**About this task:**
Would you write out the entries below word for word, omitting the pictures?

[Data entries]

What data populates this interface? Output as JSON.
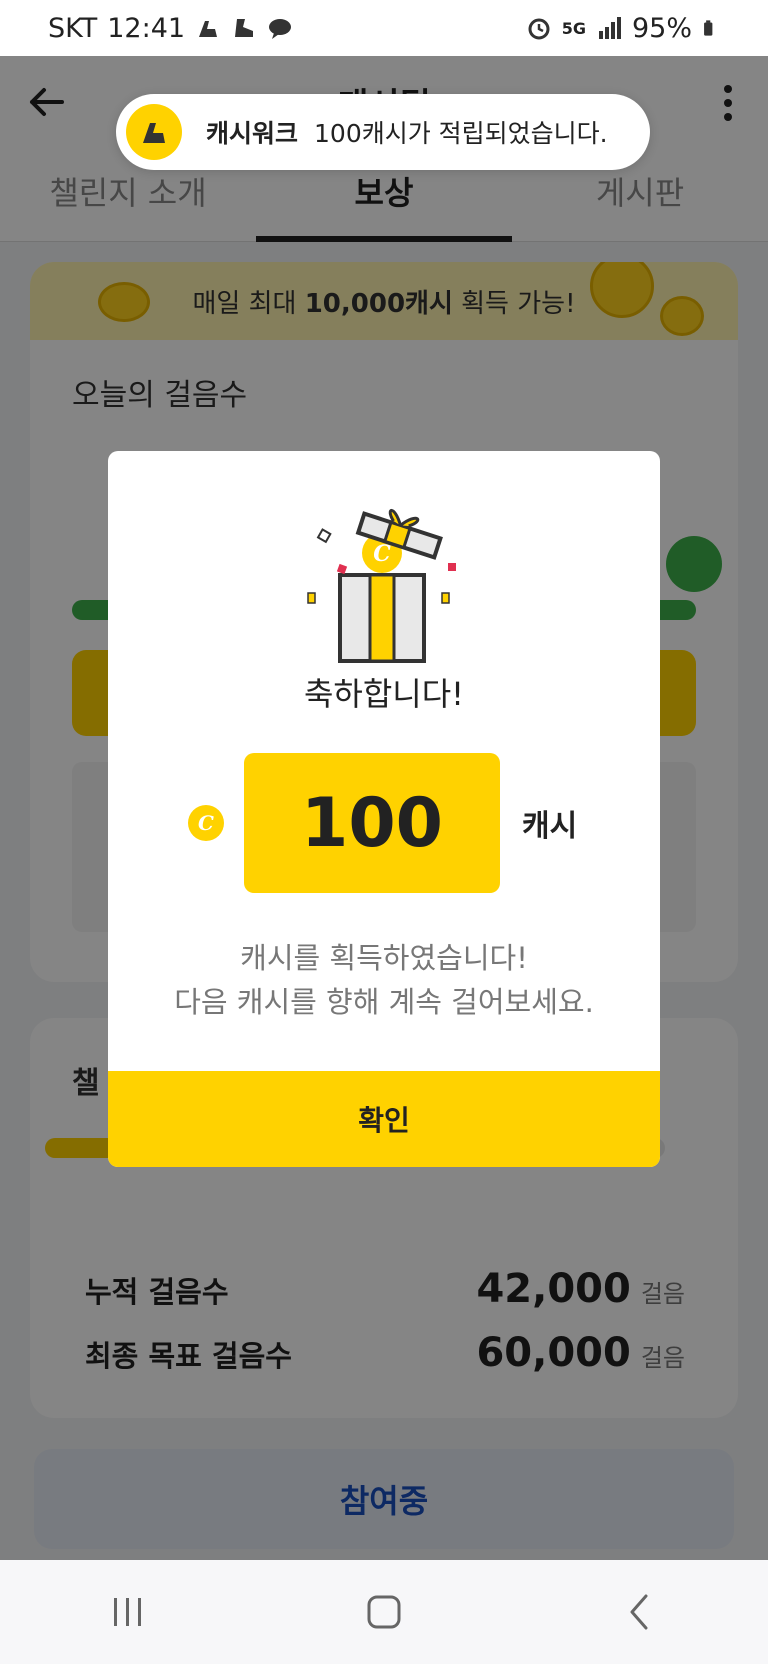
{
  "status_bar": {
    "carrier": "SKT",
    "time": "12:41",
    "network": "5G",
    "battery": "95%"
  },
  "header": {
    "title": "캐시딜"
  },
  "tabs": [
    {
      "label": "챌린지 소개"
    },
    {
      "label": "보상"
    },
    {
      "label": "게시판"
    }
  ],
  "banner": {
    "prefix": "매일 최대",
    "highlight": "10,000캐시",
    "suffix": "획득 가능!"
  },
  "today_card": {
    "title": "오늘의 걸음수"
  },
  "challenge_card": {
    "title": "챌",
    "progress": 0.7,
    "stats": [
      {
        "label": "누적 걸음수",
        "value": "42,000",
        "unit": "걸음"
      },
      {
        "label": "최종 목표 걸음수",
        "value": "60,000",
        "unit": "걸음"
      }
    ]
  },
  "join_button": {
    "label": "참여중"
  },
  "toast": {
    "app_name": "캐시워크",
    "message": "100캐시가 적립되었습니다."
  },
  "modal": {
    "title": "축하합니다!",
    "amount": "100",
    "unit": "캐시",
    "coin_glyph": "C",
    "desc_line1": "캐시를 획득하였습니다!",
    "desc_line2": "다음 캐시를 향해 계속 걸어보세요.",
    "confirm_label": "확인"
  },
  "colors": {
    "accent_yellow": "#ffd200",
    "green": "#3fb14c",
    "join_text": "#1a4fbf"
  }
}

**Your response:**
What data populates this interface? Output as JSON.
{
  "status_bar": {
    "carrier": "SKT",
    "time": "12:41",
    "network": "5G",
    "battery": "95%"
  },
  "header": {
    "title": "캐시딜"
  },
  "tabs": [
    {
      "label": "챌린지 소개"
    },
    {
      "label": "보상"
    },
    {
      "label": "게시판"
    }
  ],
  "banner": {
    "prefix": "매일 최대",
    "highlight": "10,000캐시",
    "suffix": "획득 가능!"
  },
  "today_card": {
    "title": "오늘의 걸음수"
  },
  "challenge_card": {
    "title": "챌",
    "progress": 0.7,
    "stats": [
      {
        "label": "누적 걸음수",
        "value": "42,000",
        "unit": "걸음"
      },
      {
        "label": "최종 목표 걸음수",
        "value": "60,000",
        "unit": "걸음"
      }
    ]
  },
  "join_button": {
    "label": "참여중"
  },
  "toast": {
    "app_name": "캐시워크",
    "message": "100캐시가 적립되었습니다."
  },
  "modal": {
    "title": "축하합니다!",
    "amount": "100",
    "unit": "캐시",
    "coin_glyph": "C",
    "desc_line1": "캐시를 획득하였습니다!",
    "desc_line2": "다음 캐시를 향해 계속 걸어보세요.",
    "confirm_label": "확인"
  },
  "colors": {
    "accent_yellow": "#ffd200",
    "green": "#3fb14c",
    "join_text": "#1a4fbf"
  }
}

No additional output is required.